Exercise input:
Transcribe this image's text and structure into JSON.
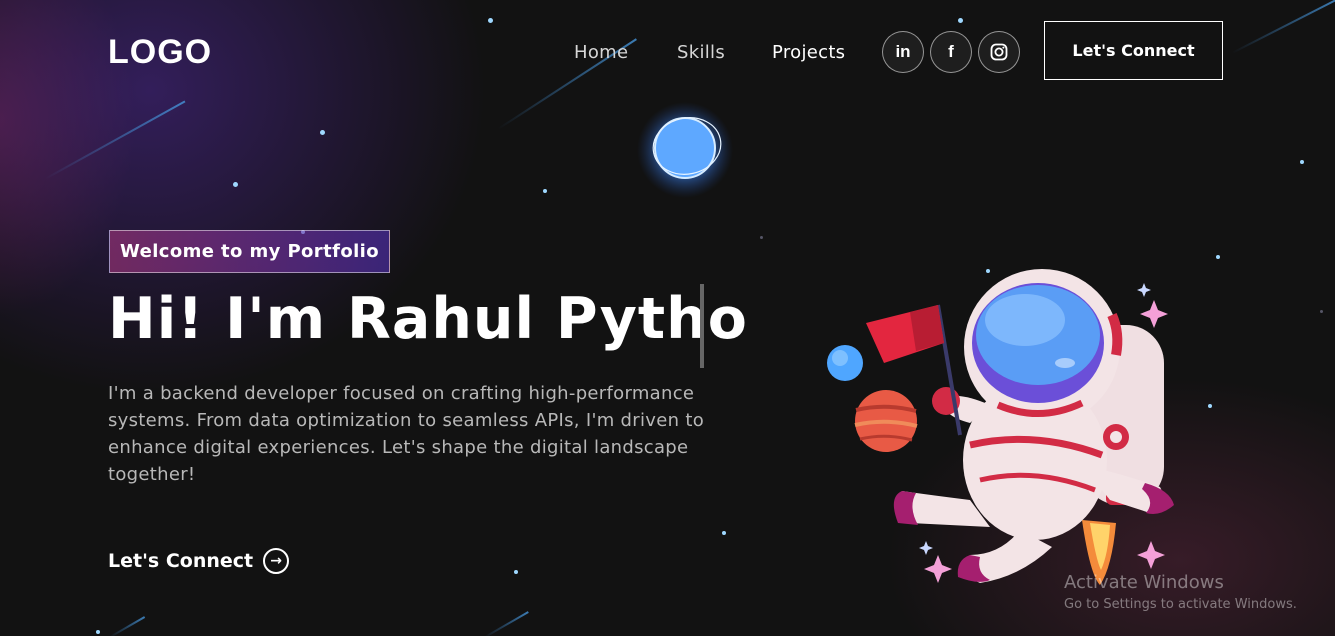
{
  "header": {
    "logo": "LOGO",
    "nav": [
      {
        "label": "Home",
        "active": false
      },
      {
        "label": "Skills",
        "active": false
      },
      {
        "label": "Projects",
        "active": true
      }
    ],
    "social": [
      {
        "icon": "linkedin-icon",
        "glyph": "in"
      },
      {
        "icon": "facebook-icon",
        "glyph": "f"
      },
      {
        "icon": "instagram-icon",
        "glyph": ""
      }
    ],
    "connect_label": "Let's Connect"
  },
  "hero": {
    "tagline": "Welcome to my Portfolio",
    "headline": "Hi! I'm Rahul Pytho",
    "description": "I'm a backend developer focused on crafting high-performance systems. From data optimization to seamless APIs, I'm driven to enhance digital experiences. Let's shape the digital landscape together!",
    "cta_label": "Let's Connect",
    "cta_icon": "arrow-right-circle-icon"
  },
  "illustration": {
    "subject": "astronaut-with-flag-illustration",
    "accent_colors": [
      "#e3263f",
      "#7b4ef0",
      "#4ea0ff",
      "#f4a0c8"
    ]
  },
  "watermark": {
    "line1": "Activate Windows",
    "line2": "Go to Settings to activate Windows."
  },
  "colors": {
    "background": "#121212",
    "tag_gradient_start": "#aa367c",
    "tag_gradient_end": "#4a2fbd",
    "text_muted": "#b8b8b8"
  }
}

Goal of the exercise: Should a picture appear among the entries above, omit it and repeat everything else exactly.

Your response:
Transcribe this image's text and structure into JSON.
{
  "header": {
    "logo": "LOGO",
    "nav": [
      {
        "label": "Home",
        "active": false
      },
      {
        "label": "Skills",
        "active": false
      },
      {
        "label": "Projects",
        "active": true
      }
    ],
    "social": [
      {
        "icon": "linkedin-icon",
        "glyph": "in"
      },
      {
        "icon": "facebook-icon",
        "glyph": "f"
      },
      {
        "icon": "instagram-icon",
        "glyph": ""
      }
    ],
    "connect_label": "Let's Connect"
  },
  "hero": {
    "tagline": "Welcome to my Portfolio",
    "headline": "Hi! I'm Rahul Pytho",
    "description": "I'm a backend developer focused on crafting high-performance systems. From data optimization to seamless APIs, I'm driven to enhance digital experiences. Let's shape the digital landscape together!",
    "cta_label": "Let's Connect",
    "cta_icon": "arrow-right-circle-icon"
  },
  "illustration": {
    "subject": "astronaut-with-flag-illustration",
    "accent_colors": [
      "#e3263f",
      "#7b4ef0",
      "#4ea0ff",
      "#f4a0c8"
    ]
  },
  "watermark": {
    "line1": "Activate Windows",
    "line2": "Go to Settings to activate Windows."
  },
  "colors": {
    "background": "#121212",
    "tag_gradient_start": "#aa367c",
    "tag_gradient_end": "#4a2fbd",
    "text_muted": "#b8b8b8"
  }
}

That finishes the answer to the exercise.